They have complained that in this century, where we are encapsulated by luxury and technology, the stadium looks just like a two-tiered ‘bowl’, tagging its design as peculiar with an abundance of straight lines and a lack of curvature in the corners. Furthermore, they have pointed out design flaws, such as an imbalance in the distribution of seats. For instance, there are twice as many rows of seats over the corner flag compared to those directly behind the goal.

Some people have drawn parallels with this new stadium. Some liken it to the ‘King Power’ Stadium of Leicester, while others see similarities to Tottenham’s former stadium, White Hart Lane. Additionally, a couple of commenters mentioned that the photo reminded them of the Amex Stadium of Brighton, built 15 years ago on a fraction of the budget. Similarly, another individual commented that it resembles the Veltins Arena, constructed 25 years ago.

White Hart Lane

While these comparisons are debatable, it appears that fans wanted something more innovative, with their minds fixated on the recent Tottenham stadium opened in April 2019.

That’s easier said than done, but you can’t blame the Toffee fans for their expectations. Tottenham Hotspur Stadium is a multi-award-winning stadium in London. It is the largest club football stadium in London with a capacity of 62,850, and the third-largest in England. The stadium has a fully retractable natural turf pitch, making it the first purpose-built home for the NFL outside the US—a true architectural marvel. The state-of-the-art venue includes a host of modern features.

But then again, don’t forget that it is a billion-dollar project, something that is not be feasible for Everton. Many fans on social media have stepped forward to defend the Everton stadium, emphasizing that it retains the essence of the game and isn’t solely focused on providing a corporate experience like Tottenham’s. Unlike Tottenham’s ground, which was designed as a multi-purpose events stadium with NFL games and concerts in mind, Everton’s stadium is primarily designed for football. Hence, comparing the two stadiums might be futile, considering their different purposes and budgets.

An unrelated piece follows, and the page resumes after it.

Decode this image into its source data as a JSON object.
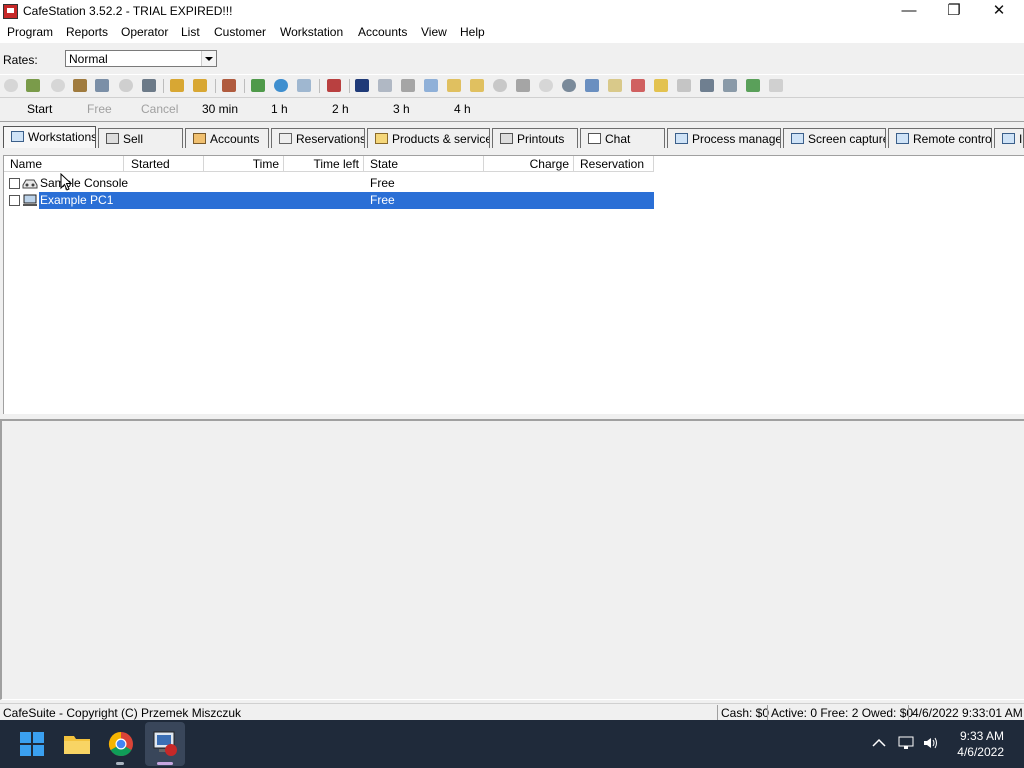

And a number of people have also, in fact, stepped forward to express support for the new stadium. They have countered the criticism of it “resembling a bowl” by highlighting its rectangular design, which is actually engineered to enhance acoustics

The supporters have emphasized that the design of the stadium could not have been significantly different even if desired. They argue that the stadium has the steepest stands in Europe and due to their proximity to the pitch—there were limitations in altering the design. This design aspect is intentionally crafted to encapsulate and enhance the atmosphere within the stadium.

Sure, the new stadium is not unique and incredible. However, it does maintain the traditional stadium shape and encapsulates the nostalgic Goodison-esque vibe. Whatever your opinion may be, there is no denying that the Toffees won’t leave any opportunity to make the loudest noise possible. With this new stadium, Everton has the potential to usher in a new era of success. However, the immediate priority for the men in blue is to avoid relegation and secure their position in the league.